Why you should care
Because you’ll never be sitting in a silent room, staring at your loved ones, stumped for ways to pass the time again.
Pooja Bhatia is an OZY editor and writer. She has written for The Wall Street Journal, The New York Times and the Economist, and was once the mango-eating champion of Port-au-Prince.
The Most Wonderful Time of the Year is nearly over, but even if you’ve had enough togetherness, togetherness has not had enough of you. No cure exists for this state of being, but there are workarounds. Among them: The parlor game, a 19th century invention that allowed people to spend hours and hours with one another in confined spaces without resorting to homicide. There are modern-day equivalents, of course, from the boob tube to the smartphone, but none are as energy efficient and, let’s face it, cozy-feeling, as the parlor game.
There are a few criteria for a good parlor game. They should be pleasant, but not competitive. (A parlor game should not expose comparative IQ, athleticism or attractiveness — which is why games like Scrabble, basketball and Spin the Bottle are not parlor games.) They should allow for interaction, but not meaningful conversation and nothing close to oversharing. And parlor games should be capable of being played in a parlor, which is to say: sitting down, on a couch or easy chair or rug before the fire, and as immobile as possible. Some of our favorites below:
Number of players: Eight or more
Equipment: Deck of playing cards
Several mafia members have infiltrated a town. The townspeople are trying to root them out. At their daily meeting, the citizens try to figure out who belongs to the mafia, and then vote on one person to “kill.” At night, the mafia secretly meet and carry out the murder of a townsperson. Play continues until the mafia have all been killed, or the mafiosi outnumber the townspeople.
Mafia is a bit like poker – bluffing and confidence moves are key. And while we quite like it, it has its share of haters: “What’s the use of roleplaying if no one’s getting naked?” complains one of our friends.
Cards Against Humanity
Number of players: At least four
Equipment: Cards Against Humanity set
The shtick: It’s “inappropriate” – a snarky, jaded, adult version of Apples to Apples. For all the adolescent innuendo (something called the Bigger Blacker Box), it’s actually quite fun.

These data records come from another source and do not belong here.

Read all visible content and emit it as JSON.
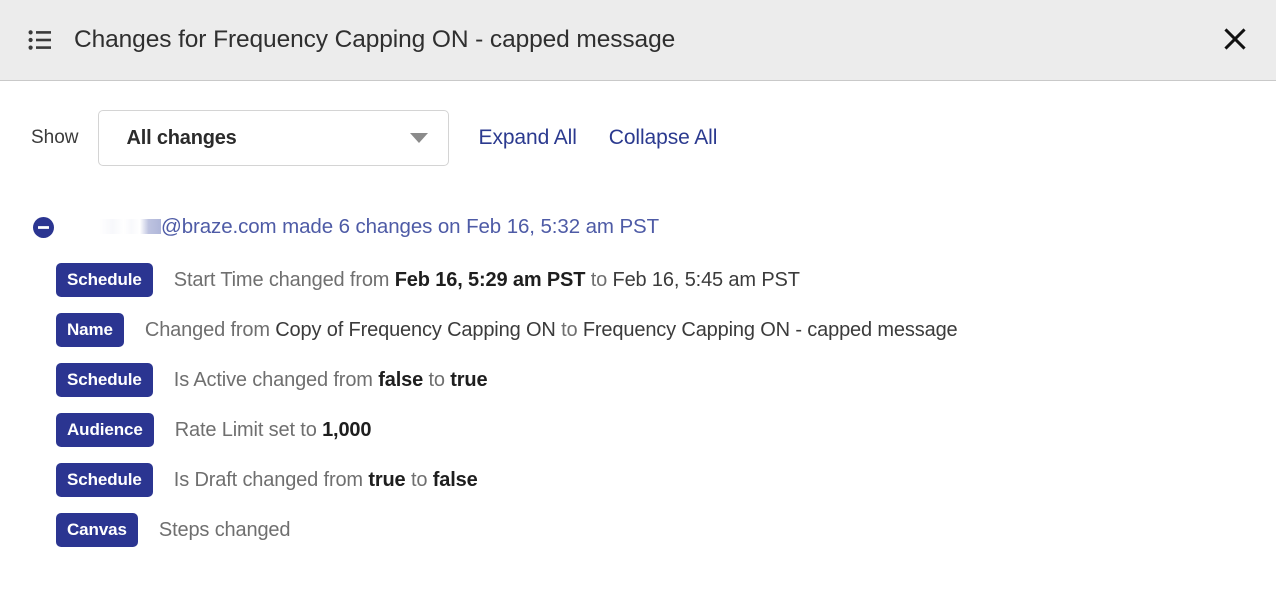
{
  "header": {
    "title": "Changes for Frequency Capping ON - capped message",
    "list_icon": "bulleted-list-icon",
    "close_icon": "close-icon"
  },
  "controls": {
    "show_label": "Show",
    "filter_value": "All changes",
    "filter_options": [
      "All changes"
    ],
    "expand_all": "Expand All",
    "collapse_all": "Collapse All"
  },
  "group": {
    "toggle_icon": "minus-circle-icon",
    "toggle_state": "expanded",
    "title_suffix": "@braze.com made 6 changes on Feb 16, 5:32 am PST",
    "author_redacted": true,
    "change_count": 6,
    "timestamp": "Feb 16, 5:32 am PST"
  },
  "changes": [
    {
      "badge": "Schedule",
      "parts": [
        {
          "text": "Start Time changed from ",
          "style": "muted"
        },
        {
          "text": "Feb 16, 5:29 am PST",
          "style": "bold"
        },
        {
          "text": " to ",
          "style": "muted"
        },
        {
          "text": "Feb 16, 5:45 am PST",
          "style": "plain"
        }
      ]
    },
    {
      "badge": "Name",
      "parts": [
        {
          "text": "Changed from ",
          "style": "muted"
        },
        {
          "text": "Copy of Frequency Capping ON",
          "style": "plain"
        },
        {
          "text": " to ",
          "style": "muted"
        },
        {
          "text": "Frequency Capping ON - capped message",
          "style": "plain"
        }
      ]
    },
    {
      "badge": "Schedule",
      "parts": [
        {
          "text": "Is Active changed from ",
          "style": "muted"
        },
        {
          "text": "false",
          "style": "bold"
        },
        {
          "text": " to ",
          "style": "muted"
        },
        {
          "text": "true",
          "style": "bold"
        }
      ]
    },
    {
      "badge": "Audience",
      "parts": [
        {
          "text": "Rate Limit set to ",
          "style": "muted"
        },
        {
          "text": "1,000",
          "style": "bold"
        }
      ]
    },
    {
      "badge": "Schedule",
      "parts": [
        {
          "text": "Is Draft changed from ",
          "style": "muted"
        },
        {
          "text": "true",
          "style": "bold"
        },
        {
          "text": " to ",
          "style": "muted"
        },
        {
          "text": "false",
          "style": "bold"
        }
      ]
    },
    {
      "badge": "Canvas",
      "parts": [
        {
          "text": "Steps changed",
          "style": "muted"
        }
      ]
    }
  ],
  "colors": {
    "badge_bg": "#2b3591",
    "link": "#2b3a8f",
    "group_title": "#4e5ba6",
    "header_bg": "#ececec"
  }
}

It’s a snarky, jaded, adult version of Apples to Apples.
Each player gets 10 “answer” cards, on which are written nouns (“poor people,” “catapults”) or gerunds (“eating the last known bison,” ”grave robbing”). A card czar plays a “question” card, reading out its question to the group. (Examples: “The class field trip was completely ruined by _________.” “What is a girl’s best friend?”) Players submit the answer card they deem best, and the card czar reads aloud the answers, then chooses the winner.
Less than two years old, Cards Against Humanity has perched atop Amazon.com’s “Toys and Games” bestseller list for a while now. That’s despite the fact that the game, invented by eight twentysomething Illinoisans, is available as a PDF download for free. Need more endorsement? Anne Hathaway says it’s her favorite, although she misidentified its name as “Crimes Against Humanity.” Oops.

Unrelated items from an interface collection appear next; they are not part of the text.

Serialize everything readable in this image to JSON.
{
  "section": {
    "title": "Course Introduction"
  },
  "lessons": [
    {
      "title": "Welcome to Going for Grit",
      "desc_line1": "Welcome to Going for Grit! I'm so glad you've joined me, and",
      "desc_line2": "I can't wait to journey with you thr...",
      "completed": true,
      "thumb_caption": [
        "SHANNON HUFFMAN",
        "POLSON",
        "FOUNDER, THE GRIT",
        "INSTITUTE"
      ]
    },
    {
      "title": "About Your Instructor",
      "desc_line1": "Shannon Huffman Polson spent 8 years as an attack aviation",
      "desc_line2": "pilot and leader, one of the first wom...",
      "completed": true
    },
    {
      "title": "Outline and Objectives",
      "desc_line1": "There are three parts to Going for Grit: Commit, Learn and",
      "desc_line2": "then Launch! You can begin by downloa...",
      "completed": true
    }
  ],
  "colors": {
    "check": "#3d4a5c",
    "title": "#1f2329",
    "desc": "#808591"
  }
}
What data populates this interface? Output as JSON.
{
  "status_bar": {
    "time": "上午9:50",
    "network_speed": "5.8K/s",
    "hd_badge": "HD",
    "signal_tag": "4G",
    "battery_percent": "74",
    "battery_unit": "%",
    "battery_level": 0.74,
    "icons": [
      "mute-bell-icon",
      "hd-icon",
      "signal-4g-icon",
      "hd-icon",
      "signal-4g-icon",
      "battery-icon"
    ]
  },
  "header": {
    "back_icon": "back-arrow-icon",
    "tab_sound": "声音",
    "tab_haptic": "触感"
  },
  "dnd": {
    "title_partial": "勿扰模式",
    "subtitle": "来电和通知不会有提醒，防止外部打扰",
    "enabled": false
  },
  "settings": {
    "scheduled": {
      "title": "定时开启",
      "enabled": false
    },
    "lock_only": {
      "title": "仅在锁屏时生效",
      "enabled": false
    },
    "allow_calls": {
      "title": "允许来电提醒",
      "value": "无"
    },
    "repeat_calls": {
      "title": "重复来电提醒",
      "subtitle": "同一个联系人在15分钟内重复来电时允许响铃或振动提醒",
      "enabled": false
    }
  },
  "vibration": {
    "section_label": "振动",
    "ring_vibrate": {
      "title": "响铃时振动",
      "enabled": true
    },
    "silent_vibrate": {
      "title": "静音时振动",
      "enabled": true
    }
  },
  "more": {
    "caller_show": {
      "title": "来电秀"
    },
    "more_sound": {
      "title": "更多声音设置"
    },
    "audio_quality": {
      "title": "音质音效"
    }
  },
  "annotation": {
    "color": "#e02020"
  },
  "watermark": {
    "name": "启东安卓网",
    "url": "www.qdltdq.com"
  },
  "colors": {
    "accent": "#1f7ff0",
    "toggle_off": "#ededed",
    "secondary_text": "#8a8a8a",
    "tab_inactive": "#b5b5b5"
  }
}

Number of players: Six or more
Equipment: Scraps of paper, hat, pens
Like Charades but better. To begin, everyone writes down the names of well known personages on paper scraps and then puts them into a hat, bucket or similar receptacle. The players divide into teams of two or more. One by one, players withdraw a name and then describe the person without using his or her name. “Bono,” for instance, could be “the Irish rock singer who loves Africa.” In the second round, players can use only one word to describe their subject. In the third round, players can use no words, only actions.
Are You There, Moriarty?
Number of players: Four or more
Equipment: Blindfolds and newspapers
Confession: We have never played “Are You There Moriarty?” and we are not sure we ever want to. We wouldn’t mind watching. The game involves two blindfolded players who lie prone on the floor, head to head, about three feet from each other. One player asks, “Are you there, Moriarty?” The second replies, “yes.” Then they begin to try to hit each other with their rolled-up newspapers. The first player hit is eliminated, and another player takes his place.
The game was popular when Sir Arthur Conan Doyle was writing about Sherlock Holmes and his archnemesis, Dr. Moriarty. And in some ways, it seems an ideal outlet for intrafamilial aggression, so long as you don’t combine it with anything sharp or alcoholic. “Definitely not a drinking game,” says my friend S., who swears she hasn’t played it since college.